I have not read this book, although I am on the waitlist for it at my local library, so I’m recommending it mostly sight-unseen, but Project Drawdown has made its comprehensive table of climate solutions available online, where you can sort them by relevant sector or emissions impact. Each individual solution listed details the projected impact—both environmental and economic—as well as specific methodology for implementation. Each page is so specific, in fact, that they include actions individuals can take toward achieving these solutions and co-benefits of adopting them for other sectors.

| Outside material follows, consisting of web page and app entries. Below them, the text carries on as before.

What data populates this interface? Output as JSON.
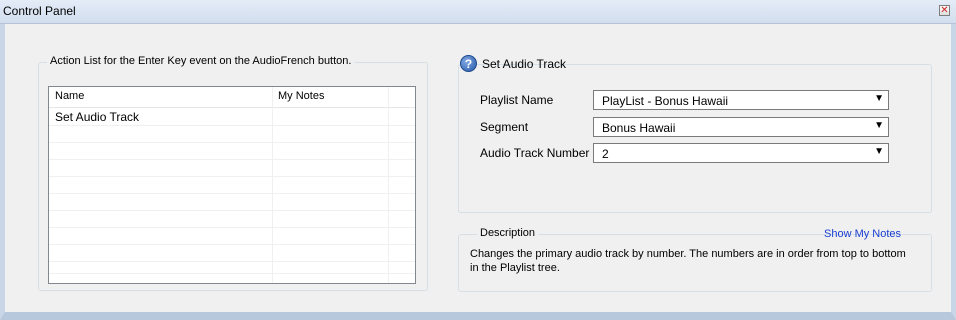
{
  "window": {
    "title": "Control Panel",
    "close_symbol": "✕"
  },
  "action_list": {
    "legend": "Action List for the Enter Key event on the AudioFrench button.",
    "columns": [
      "Name",
      "My Notes"
    ],
    "rows": [
      {
        "name": "Set Audio Track",
        "notes": ""
      }
    ]
  },
  "set_audio_track": {
    "icon": "help-icon",
    "title": "Set Audio Track",
    "fields": [
      {
        "label": "Playlist Name",
        "value": "PlayList - Bonus Hawaii"
      },
      {
        "label": "Segment",
        "value": "Bonus Hawaii"
      },
      {
        "label": "Audio Track Number",
        "value": "2"
      }
    ]
  },
  "description": {
    "legend": "Description",
    "show_notes_link": "Show My Notes",
    "text": "Changes the primary audio track by number.  The numbers are in order from top to bottom in the Playlist tree."
  },
  "colors": {
    "title_bar": "#d2deee",
    "link": "#1a3fd0"
  }
}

The best antidote to that feeling of powerlessness that often accompanies solastalgia is knowledge about actionable solutions—something specific you can do about the problem—and this compendium will give you more solutions than you’ll know what to do with.

Share your favorite method for reducing carbon emissions below, or the drawdown solution you found most surprising. We can engage, inform, and encourage each other in this process of exiting the Anthropocene and entering the Symbiocene, and if it is already too late, then at least our legacy will be one of doing better once we knew better rather than burying our heads in ignorance and despair.

About the author

Ian Hayes

Former technical support and customer service professional, now freelance writer and entrepreneur writing Horror, Narrative Nonfiction, and Literary/Speculative Fiction.

Also backpacker, rock climber, casual biker, woodworker and armchair philosopher.

Currently living in Portland, Oregon, but also from New York, Alabama, New Mexico, Virginia, Georgia, Connecticut and Tennessee.

By Ian Hayes
Speculation, Inquiry, and a Quest for Purpose